In the next few weeks, university students across the country will stock up on scantrons, barricade themselves in the library and fuel up on caffeine as they prepare for finals.
But are some Fresno State students too dependent on caffeine to keep them awake? The Collegian took to campus grounds to find out.
Bill Her, a fourth-year English education major, said that cold brew is go-to stimulant to get into study mode.
“It’s a bit better than coffee because it’s more concentrated and cheaper. It’s just water and you grind the beans yourself,” he said.
Her said that playing games and taking a cold shower have also helped him stay awake, but he has never depended on coffee to stay alert.
For Saerina Baisdon, sophomore speech pathology major, and Sarah Verheul, junior speech pathology major, a stop at Starbucks is a daily routine.
“I’ve been known to get Starbucks twice a day,” Baisdon said with a caramel macchiato in hand. “And then it’s something I like to drink while doing something I don’t like to do, study.”
Baisdon adds four shots of espresso to help her power through her study schedule. Though she’s tried energy drinks, she prefers coffee, she said.
“I feel like I’m more awake,” added Verheul, who had ordered an iced coffee. “It’s kind of like a motivation. I’ll come here, get Starbucks, then sit down to study.”
Sara Vidiro, the shift supervisor for the Henry Madden Library Starbucks, said that while the store has a consistent influx of students, the upcoming Dead Days week as well as finals week are the busiest times.
Vidiro has worked for Starbucks for 2 1/2 years.

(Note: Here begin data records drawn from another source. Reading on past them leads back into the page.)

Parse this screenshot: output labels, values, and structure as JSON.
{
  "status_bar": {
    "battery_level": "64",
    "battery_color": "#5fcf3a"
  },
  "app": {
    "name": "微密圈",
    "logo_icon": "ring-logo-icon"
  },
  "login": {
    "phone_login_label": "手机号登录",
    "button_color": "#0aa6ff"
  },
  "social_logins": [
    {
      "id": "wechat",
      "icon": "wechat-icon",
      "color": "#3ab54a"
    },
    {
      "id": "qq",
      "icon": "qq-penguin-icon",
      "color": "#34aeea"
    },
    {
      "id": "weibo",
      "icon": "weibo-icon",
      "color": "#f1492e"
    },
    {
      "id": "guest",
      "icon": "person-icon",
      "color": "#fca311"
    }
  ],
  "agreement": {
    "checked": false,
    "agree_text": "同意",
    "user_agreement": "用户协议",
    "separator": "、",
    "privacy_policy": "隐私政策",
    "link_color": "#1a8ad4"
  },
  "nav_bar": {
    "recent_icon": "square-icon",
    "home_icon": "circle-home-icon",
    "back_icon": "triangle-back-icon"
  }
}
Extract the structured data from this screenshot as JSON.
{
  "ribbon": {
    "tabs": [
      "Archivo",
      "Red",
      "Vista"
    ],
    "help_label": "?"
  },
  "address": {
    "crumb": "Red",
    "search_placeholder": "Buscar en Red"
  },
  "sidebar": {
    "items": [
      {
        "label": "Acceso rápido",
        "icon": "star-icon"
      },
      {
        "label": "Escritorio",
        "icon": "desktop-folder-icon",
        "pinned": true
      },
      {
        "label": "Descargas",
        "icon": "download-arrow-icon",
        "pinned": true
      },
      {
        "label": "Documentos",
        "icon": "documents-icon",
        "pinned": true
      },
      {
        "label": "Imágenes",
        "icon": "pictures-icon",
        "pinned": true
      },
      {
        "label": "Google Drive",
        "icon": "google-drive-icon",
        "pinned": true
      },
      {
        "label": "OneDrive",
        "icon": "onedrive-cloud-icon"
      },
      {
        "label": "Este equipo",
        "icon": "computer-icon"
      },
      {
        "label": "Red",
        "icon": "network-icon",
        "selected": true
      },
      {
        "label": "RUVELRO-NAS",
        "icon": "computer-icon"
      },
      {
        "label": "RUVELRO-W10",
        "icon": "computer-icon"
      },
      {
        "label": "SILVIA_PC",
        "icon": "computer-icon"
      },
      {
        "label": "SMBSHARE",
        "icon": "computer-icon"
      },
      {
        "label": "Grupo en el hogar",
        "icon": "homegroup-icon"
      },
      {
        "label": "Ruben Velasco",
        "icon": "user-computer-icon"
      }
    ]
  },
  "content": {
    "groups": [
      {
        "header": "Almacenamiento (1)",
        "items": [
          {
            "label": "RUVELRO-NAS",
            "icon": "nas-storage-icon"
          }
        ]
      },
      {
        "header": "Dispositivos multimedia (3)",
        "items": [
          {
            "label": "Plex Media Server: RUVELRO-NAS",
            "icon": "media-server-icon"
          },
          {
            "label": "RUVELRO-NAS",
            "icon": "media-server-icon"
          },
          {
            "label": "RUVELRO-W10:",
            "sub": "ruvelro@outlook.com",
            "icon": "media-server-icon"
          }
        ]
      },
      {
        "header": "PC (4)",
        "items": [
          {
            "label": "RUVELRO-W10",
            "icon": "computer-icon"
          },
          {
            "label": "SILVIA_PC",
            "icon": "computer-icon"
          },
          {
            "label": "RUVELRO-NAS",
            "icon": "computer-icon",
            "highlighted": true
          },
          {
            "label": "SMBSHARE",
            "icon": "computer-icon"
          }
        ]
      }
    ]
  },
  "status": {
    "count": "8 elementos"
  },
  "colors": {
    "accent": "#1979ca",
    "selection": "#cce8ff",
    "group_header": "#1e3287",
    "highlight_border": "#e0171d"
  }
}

She said she’s worked mainly closing shifts during finals weeks and noticed the shop would fill up before closing at 9 p.m.
“People would rush in because the library closed at midnight,” she said. “They would try to get their last fix of coffee before we had to leave.”
The Henry Madden Library Starbucks report a 10 to 12 percent increase in sales the Sunday, Monday, Tuesday and Wednesday of finals week. Vidiro said that the on-campus shop’s lower prices also drive students in. Vidiro said students tend to purchase caffeinated drinks.
“They add shots to their frappuccinos, if frappuccinos are their favorite drink, or they try to get Americanos or shaken double shots which have the most amount of caffeine,” she said.
Shaken double shots have five shots of espresso in a venti (large) drink, while the Americano have nothing but espresso shots and water, skipping sweetness altogether.
But caffeine intake is not limited to coffee. When asked on Facebook, many students said energy drinks like Red Bull help them remain awake. Other stick to products with no caffeine.
Pazao Yang, a junior majoring in social work, has tips for fellow students: “Snack on fruits (apples and grapes are my fav) not chips and dips. Drink plenty of water. I also take 5 [to] 10 minute breaks, get up and walk around. Caffeine [doesn’t] work for me… taking small breaks in between works for me.”
Other Fresno State students said they try to plan ahead of finals weeks to avoid cramming and to prevent themselves from unnecessary exhaustion which could inhibit their performance on exams.
Summer Al, a fourth-year double-major in mathematics and biomedical physics, said she usually aims for healthy sleep and eating habits. “So that I don’t lose my focus during the actual exams from the exhaustion/hunger,” she added. “I also avoid drinking coffee before an exam; the caffeine makes me more nervous.”
Other students shared caffeine alternatives such as green tea, naps and walking breaks to help fellow students reboot during long study sessions.